Liza Lou's The Vessel was created for her first solo show in London in 2006. Made famous for her ambitious sculptural installations that replicate entire domestic environments in glimmering beads, Lou's London debut took her in a new and darker direction. The exhibition responded to conflicts in the Middle East, the death penalty and the often-damaging pursuit of religious ecstasy.
In The Vessel Lou presents the viewer with a life-sized Christ-like figure buckling under the weight of his heavy burden. Yet this seemingly unrecorded station of the cross confers a further indignity on the suffering Christ by beheading his meticulously beaded body. The red tunnel of his trachea forms the vessel of the sculpture's title, into which mankinds pain and torment might be poured. Lous familiarity with this universal embodiment of torture and agony reaches back into her childhood in the Bible Belt of America.
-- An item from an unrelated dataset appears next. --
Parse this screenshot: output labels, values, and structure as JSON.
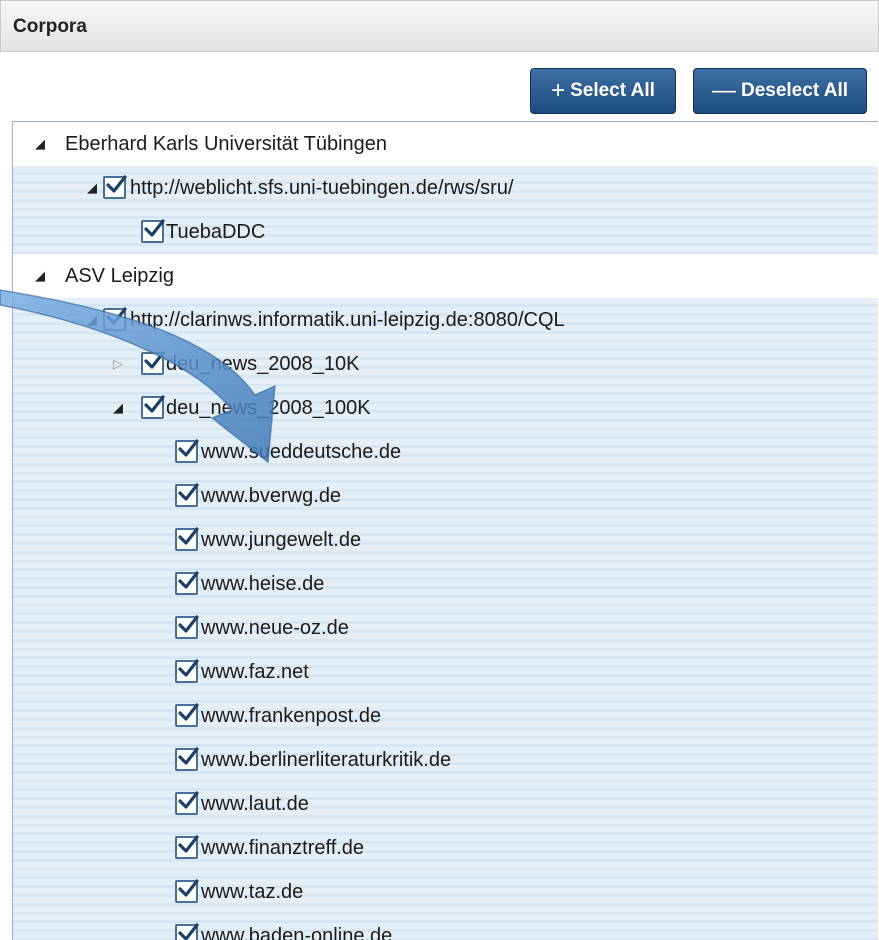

The Los Angeles based artist was raised by Pentecostal parents in Minnesota, and was witness to the exorcisms, tongue-speaking and blind hypocrisies of their beliefs. But The Vessel is not an explicitly personal narrative, but may rather be seen as a symbol of arts ability to fulfill a spiritual dimension in life.
Lou has described her astonishingly labour intensive process of creation as a meditative act that combines both conceptual and craft elements. Her sculptures are painstakingly constructed from thousands of beads laid onto their foundation with tweezers. This gives The Vessel its halo of luminosity and creates a tension between the whole and the sum of its parts. Recalling the Minimalists obsession with repetition and materiality, Lou uses the minutia of her materials to seduce and hold our gaze. Every bead acts as a reminder of the hand that placed it there and the belief it took to do so. To observe The Vessel is therefore a humbling and contemplative experience that conveys a sense of hope and light despite its sombre subject.